DALLAS - The Texas Transportation Commission has a new lease on life and $2 billion more in bonding capacity available after a two-day special legislative session that ended Thursday, but some funding methods remain in limbo.
Lawmakers last week refused to authorize new private-public toll concessions and rejected a revolving fund of bond proceeds that could have been used for tollways. But they did reauthorize several state agencies that were set to be shut down under the state's sunset provisions.
Sen. John Carona, R-Dallas, dropped the toll road bill after learning that regional toll authorities saw no need for the so-called comprehensive development agreements. With the recession lowering revenues for tollways, private developers are less eager to enter into the agreements than they were a few years ago.
Carona, chairman of the Senate Transportation and Homeland Security Committee, has brokered deals in previous sessions on difficult transportation issues but could not develop a comprehensive bill in the regular session that ended June 1.
Lieut. Gov. David Dewhurst, who chairs the Senate, noted that the upper chamber "determined no legislative action is necessary in this session" on authorizing comprehensive development agreements.
Gov. Rick Perry's call for the special session last month included creation of a revolving fund made up of proceeds from the $2 billion of Proposition 12 bonds that the special session authorized.
However, lawmakers feared that the revolving fund would be used for toll projects, so the bond funds were channeled to a more controlled account.
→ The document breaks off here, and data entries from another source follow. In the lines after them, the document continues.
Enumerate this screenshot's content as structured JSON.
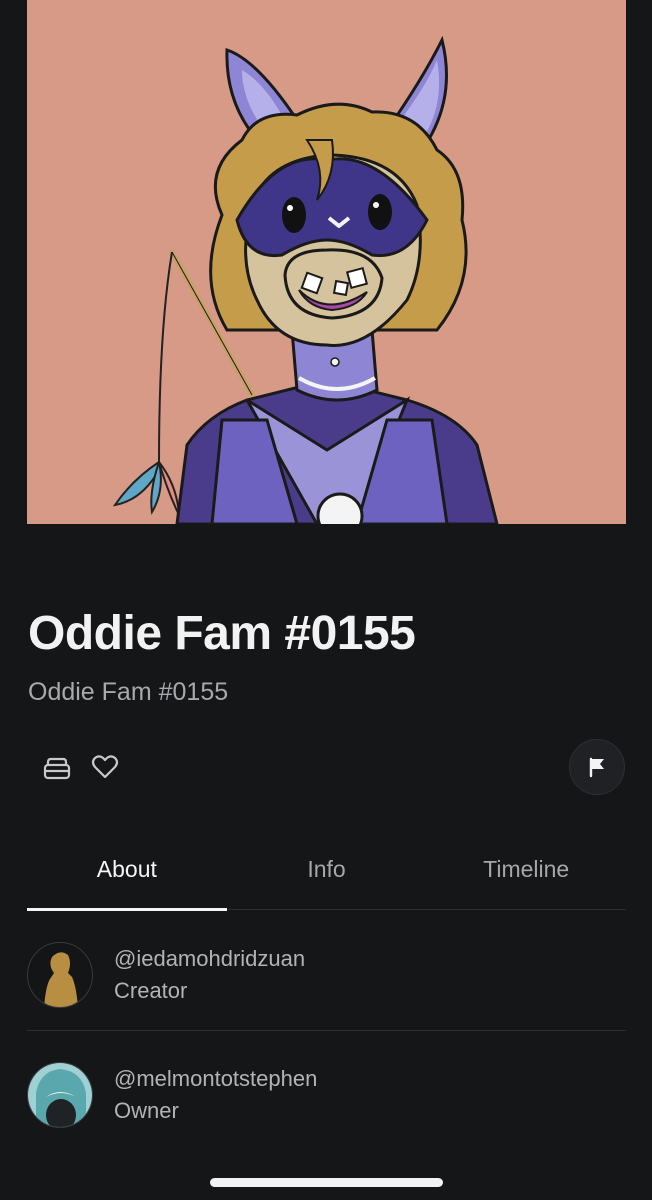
{
  "nft": {
    "title": "Oddie Fam #0155",
    "collection": "Oddie Fam #0155"
  },
  "actions": {
    "collection_icon": "stack-icon",
    "favorite_icon": "heart-icon",
    "report_icon": "flag-icon"
  },
  "tabs": [
    {
      "label": "About",
      "active": true
    },
    {
      "label": "Info",
      "active": false
    },
    {
      "label": "Timeline",
      "active": false
    }
  ],
  "people": {
    "creator": {
      "handle": "@iedamohdridzuan",
      "role": "Creator"
    },
    "owner": {
      "handle": "@melmontotstephen",
      "role": "Owner"
    }
  },
  "colors": {
    "background": "#151618",
    "artwork_bg": "#d69a86",
    "text_primary": "#f2f2f2",
    "text_secondary": "#a9a9ad"
  }
}
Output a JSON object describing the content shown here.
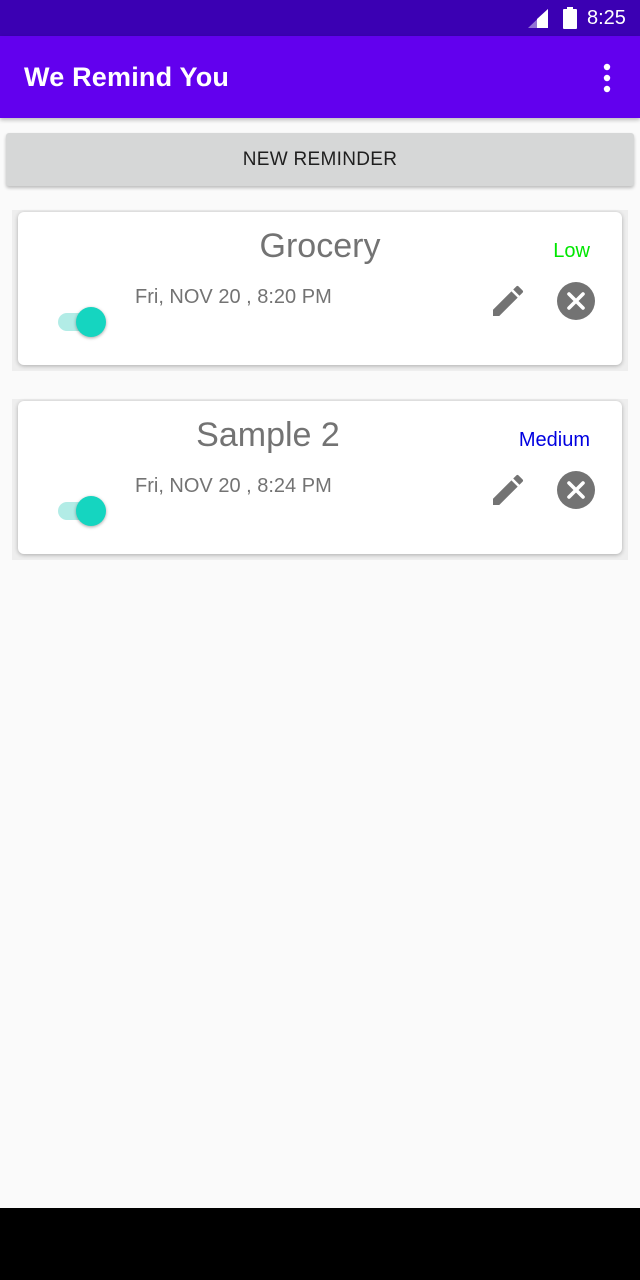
{
  "status_bar": {
    "time": "8:25",
    "icons": [
      "signal-icon",
      "battery-icon"
    ]
  },
  "app_bar": {
    "title": "We Remind You",
    "overflow_icon": "more-vert-icon"
  },
  "new_reminder_button": {
    "label": "NEW REMINDER"
  },
  "reminders": [
    {
      "name": "Grocery",
      "datetime": "Fri, NOV 20 , 8:20 PM",
      "priority": "Low",
      "priority_color": "#00e600",
      "enabled": true
    },
    {
      "name": "Sample 2",
      "datetime": "Fri, NOV 20 , 8:24 PM",
      "priority": "Medium",
      "priority_color": "#0000e0",
      "enabled": true
    }
  ],
  "colors": {
    "status_bar": "#3b00b3",
    "app_bar": "#6200ee",
    "toggle_on": "#15d5c0",
    "icon_gray": "#737373"
  }
}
An amendment to the funding measure bans the conversion of free roads to tollways.
Although Perry said he was pleased with the session's outcome, he added: "I had hoped to reduce uncertainty regarding several major transportation projects across the state by extending the comprehensive development agreement authority for local and state transportation agencies."
Up to $5 billion of Proposition 12 bonds were approved by voters in 2007 but needed legislative authority before they can be issued. Lawmakers approved issuing $2 billion of the general obligation bonds.
The bonds will be issued in the name of the TTC on behalf of Texas Department of Transportation, but no schedule of issuance has been set.
"We'll issue as needed," said TxDOT spokesman Chris Lippincott.
One of the most critical of the three agenda items was the reauthorization of five state agencies, including TxDOT, that were scheduled to go out of business in 2010. Under the sunset law, TxDOT and its supervisory board, the TTC, were to close unless the Legislature agreed to keep them open.
The other agencies authorized for another two years were the Department of Insurance, the Office of Public Insurance Counsel, the Racing Commission, and the State Affordable Housing Corp.
Meanwhile, local government officials in North Texas said they were already preparing to reintroduce their proposed local option transportation tax that died in the regular session and was not reconsidered in the special session.
The local option tax, backed by Carona, is designed to circumvent lawmakers' opposition to increasing the fuel tax statewide. The state fuel tax has not been raised since 1991 as construction needs have risen sharply. Revenue from the fuel tax has also fallen as drivers use more fuel-efficient vehicles and drive less in the current economy.